Lots of rocky pathfinding on the last 500-600 ft
Looking up at the rocky final pitch
After about 30 mins of scrambling over the final pitch, most of us made the summit at about 10:30. Just shy of 5 hours for the ascent.
YES! The summit...and lots of parking????
Great views to the ENE
Most of the group headed straight to the gift shop/cafe to get a bite to eat and rest their legs. We all refilled our water supplies, got our trinkets at the gift shop, rested for about an hour and then got our obligatory summit shots by the big sign.
Our entire crew of 17 on the summit
My 14th summit, TJ's 6th. We really enjoy these times together.
If you notice in the group summit shot the aforementioned pajama pants and skinny jeans on a few of our hikers (facepalm). Two of the three girls and one of the dads had on pajama pants (to their credit they did wear appropriate shorts underneath) and the kid with the yellow bandana wore his trademark skinny jeans with his boat shoes! I couldn't believe it...just goes to show that many times, when it comes to teenagers, good information can go right in one ear and out the other. Oh well, what can I do...
After about an hour and 15 minutes on the summit it was time to head down.
Time to head back down
We actually got to see some great wildlife on the way down.
A little wildlife arrived too.
The trip down took right at 3 hours for most of us and the last hikers in our group showed back up at the TH around 3 and 1/2 hours. No injuries and we got back in our vehicles right as it began to rain...what great timing.
We headed right back to camp, where we ate...in the rain...and everyone was dead to the world right at 9 pm.

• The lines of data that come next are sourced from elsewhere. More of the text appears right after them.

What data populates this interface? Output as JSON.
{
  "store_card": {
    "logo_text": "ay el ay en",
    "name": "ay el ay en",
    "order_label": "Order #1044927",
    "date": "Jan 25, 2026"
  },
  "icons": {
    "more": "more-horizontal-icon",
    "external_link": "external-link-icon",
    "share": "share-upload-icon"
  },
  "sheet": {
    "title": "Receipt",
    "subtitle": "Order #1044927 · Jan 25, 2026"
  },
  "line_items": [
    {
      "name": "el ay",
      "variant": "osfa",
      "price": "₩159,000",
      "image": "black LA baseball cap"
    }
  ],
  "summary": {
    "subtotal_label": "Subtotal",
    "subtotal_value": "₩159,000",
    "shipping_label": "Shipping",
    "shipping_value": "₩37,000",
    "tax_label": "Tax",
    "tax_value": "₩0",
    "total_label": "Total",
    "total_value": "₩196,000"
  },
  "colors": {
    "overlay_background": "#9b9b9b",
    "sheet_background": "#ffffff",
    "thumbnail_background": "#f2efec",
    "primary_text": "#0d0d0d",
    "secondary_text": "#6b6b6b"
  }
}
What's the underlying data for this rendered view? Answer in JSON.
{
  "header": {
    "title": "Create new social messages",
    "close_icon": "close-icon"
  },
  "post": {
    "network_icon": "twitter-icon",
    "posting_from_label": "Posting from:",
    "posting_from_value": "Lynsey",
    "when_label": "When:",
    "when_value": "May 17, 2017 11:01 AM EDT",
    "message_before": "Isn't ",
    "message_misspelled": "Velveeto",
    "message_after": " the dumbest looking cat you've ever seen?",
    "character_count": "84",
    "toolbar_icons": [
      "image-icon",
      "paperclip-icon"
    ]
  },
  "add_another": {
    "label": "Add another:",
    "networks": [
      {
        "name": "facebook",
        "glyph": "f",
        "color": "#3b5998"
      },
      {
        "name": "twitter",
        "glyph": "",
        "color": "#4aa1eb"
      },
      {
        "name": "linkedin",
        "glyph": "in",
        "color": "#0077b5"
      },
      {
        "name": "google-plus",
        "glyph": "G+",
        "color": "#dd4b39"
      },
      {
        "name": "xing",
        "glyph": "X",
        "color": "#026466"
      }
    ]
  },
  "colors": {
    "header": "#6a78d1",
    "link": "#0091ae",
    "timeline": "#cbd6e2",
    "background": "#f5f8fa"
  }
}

We all woke up shortly before 6 am and got packed in and decided that we wanted to go home a faster way so we headed straight to Woodland Park and Manitou Springs to I-25 and headed south. Highway 24 is actually pretty neat and the views of Pikes Peak were really cool. It was fun listening to some of the kids mention how they were just up there the day before...I think it's pretty cool to think about too! 8)
Back to 3000 ft elevation and 105 degree heat...yuck.
One last shot of Pikes Peak from just N of Pueblo
Now....what to do next..........
A few of my observations and thoughts about this hike:
First off, I can not say enough good things about Mueller State Park. It is a great facility and I highly recommend it as a place to camp due to it's close vicinity to Crag's Campground.
Another note: This hike, while it is not too hard, is extremely long. You will want lots of water and luckily the folks that worked up at the summit store were very diligent to make sure we all had refilled our supplies before we left out.
The weather was great for us but you still need to get an early start to avoid storms. We were blessed with great conditions but it did start to thunder right as our last hikers were showing up at the TH. Due to it's length, I think taking first-timers on this route needs to be carefully thought out. It is a great route though and really, the distance is the only thing that made this route harder than usual. (To me anyways.)
The views from the summit are amazing. The wide open plains to the east and the Sangre de Cristo, Sawatch and Front Range mountains to the SW, W, NW, and N. I would almost think that you can see half of the state from Pikes. Just breathtaking.
As always, watch the skies. It is a great hike and the weather can change what is a great time into a cold, miserable experience.